* ASSIGNED TASK *
Line count for "Atlassian": say how many lines of the data contain it, with no other text.

App and web page records:

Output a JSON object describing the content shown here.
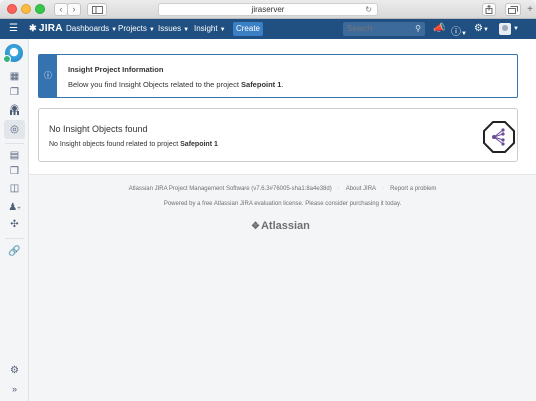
{
  "browser": {
    "url": "jiraserver",
    "back_glyph": "‹",
    "forward_glyph": "›",
    "newtab_glyph": "+"
  },
  "header": {
    "logo_text": "JIRA",
    "nav": [
      {
        "label": "Dashboards"
      },
      {
        "label": "Projects"
      },
      {
        "label": "Issues"
      },
      {
        "label": "Insight"
      }
    ],
    "create_label": "Create",
    "search_placeholder": "Search",
    "colors": {
      "bar": "#205081",
      "create": "#3b7fc4"
    }
  },
  "sidebar": {
    "icons": [
      "board-icon",
      "releases-icon",
      "components-icon",
      "reports-icon",
      "insight-icon",
      "issues-icon",
      "versions-icon",
      "feedback-icon",
      "add-user-icon",
      "compass-icon",
      "link-icon",
      "settings-icon",
      "expand-icon"
    ],
    "expand_glyph": "»"
  },
  "info": {
    "title": "Insight Project Information",
    "text_prefix": "Below you find Insight Objects related to the project ",
    "project": "Safepoint 1",
    "text_suffix": "."
  },
  "empty": {
    "title": "No Insight Objects found",
    "text_prefix": "No Insight objects found related to project ",
    "project": "Safepoint 1"
  },
  "footer": {
    "software": "Atlassian JIRA Project Management Software (v7.6.3#76005-sha1:8a4e38d)",
    "about": "About JIRA",
    "report": "Report a problem",
    "license": "Powered by a free Atlassian JIRA evaluation license. Please consider purchasing it today.",
    "brand": "Atlassian"
  }
}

* ANSWER TO THE PROBLEM *
3